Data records
*** Begin section ***
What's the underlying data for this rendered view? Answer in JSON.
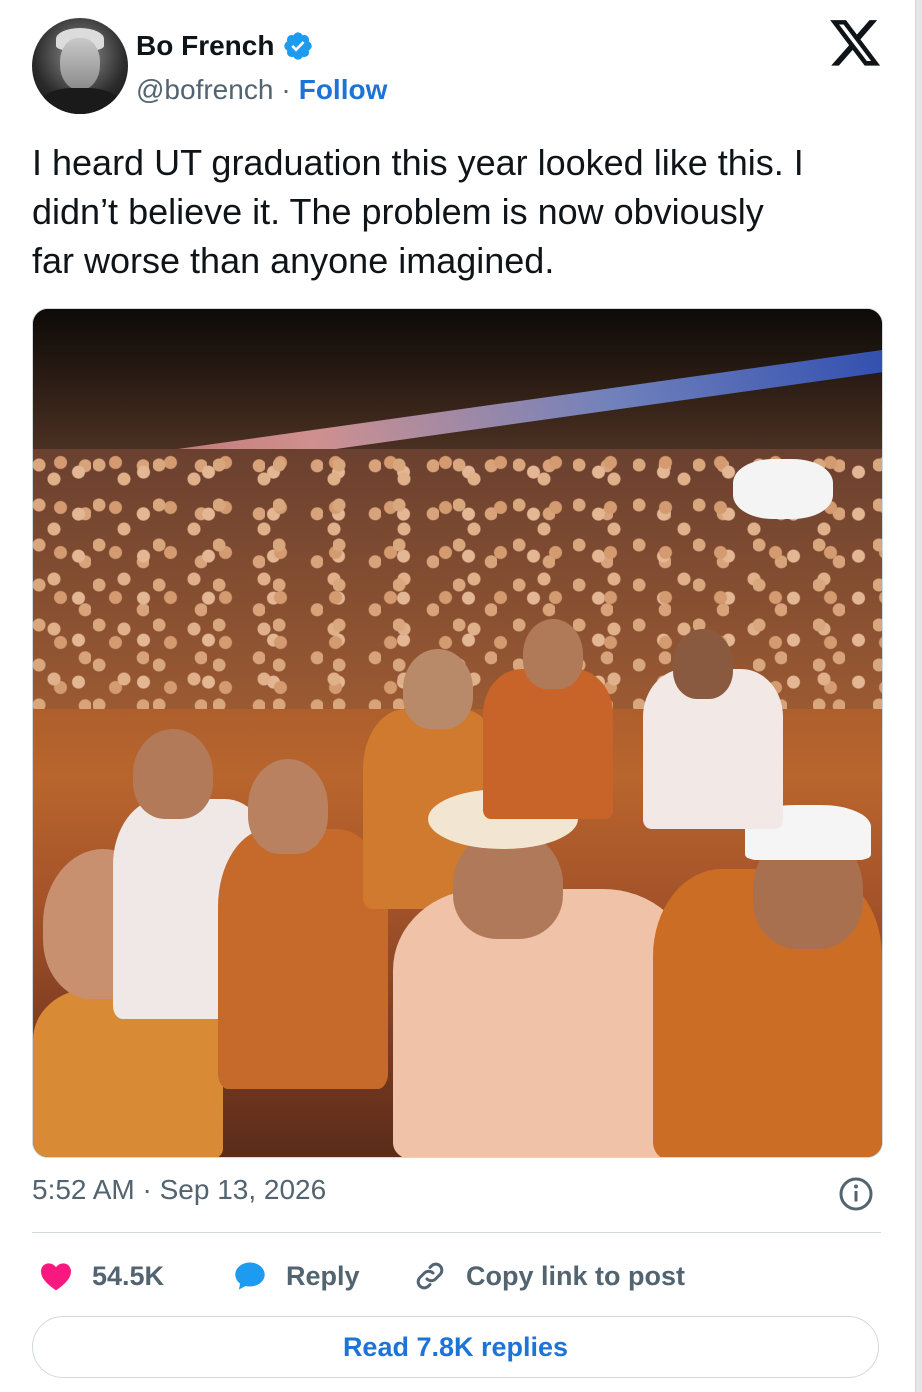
{
  "author": {
    "display_name": "Bo French",
    "handle": "@bofrench",
    "separator": "·",
    "follow_label": "Follow",
    "verified": true
  },
  "tweet": {
    "text": "I heard UT graduation this year looked like this. I\ndidn’t believe it. The problem is now obviously\nfar worse than anyone imagined.",
    "timestamp": "5:52 AM · Sep 13, 2026",
    "image_description_icon": "info-icon"
  },
  "actions": {
    "like_count": "54.5K",
    "reply_label": "Reply",
    "copy_link_label": "Copy link to post",
    "read_replies_label": "Read 7.8K replies"
  },
  "colors": {
    "brand_blue": "#1d74d7",
    "like_red": "#f91880",
    "reply_blue": "#1d9bf0",
    "secondary_text": "#536471",
    "border": "#cfd9de"
  },
  "icons": {
    "brand": "x-logo-icon",
    "verified": "verified-badge-icon",
    "like": "heart-icon",
    "reply": "speech-bubble-icon",
    "copy": "link-icon",
    "info": "info-icon"
  }
}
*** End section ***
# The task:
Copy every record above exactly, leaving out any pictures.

# Result of this task:
What's the underlying data for this rendered view? Answer in JSON.
{
  "author": {
    "display_name": "Bo French",
    "handle": "@bofrench",
    "separator": "·",
    "follow_label": "Follow",
    "verified": true
  },
  "tweet": {
    "text": "I heard UT graduation this year looked like this. I\ndidn’t believe it. The problem is now obviously\nfar worse than anyone imagined.",
    "timestamp": "5:52 AM · Sep 13, 2026",
    "image_description_icon": "info-icon"
  },
  "actions": {
    "like_count": "54.5K",
    "reply_label": "Reply",
    "copy_link_label": "Copy link to post",
    "read_replies_label": "Read 7.8K replies"
  },
  "colors": {
    "brand_blue": "#1d74d7",
    "like_red": "#f91880",
    "reply_blue": "#1d9bf0",
    "secondary_text": "#536471",
    "border": "#cfd9de"
  },
  "icons": {
    "brand": "x-logo-icon",
    "verified": "verified-badge-icon",
    "like": "heart-icon",
    "reply": "speech-bubble-icon",
    "copy": "link-icon",
    "info": "info-icon"
  }
}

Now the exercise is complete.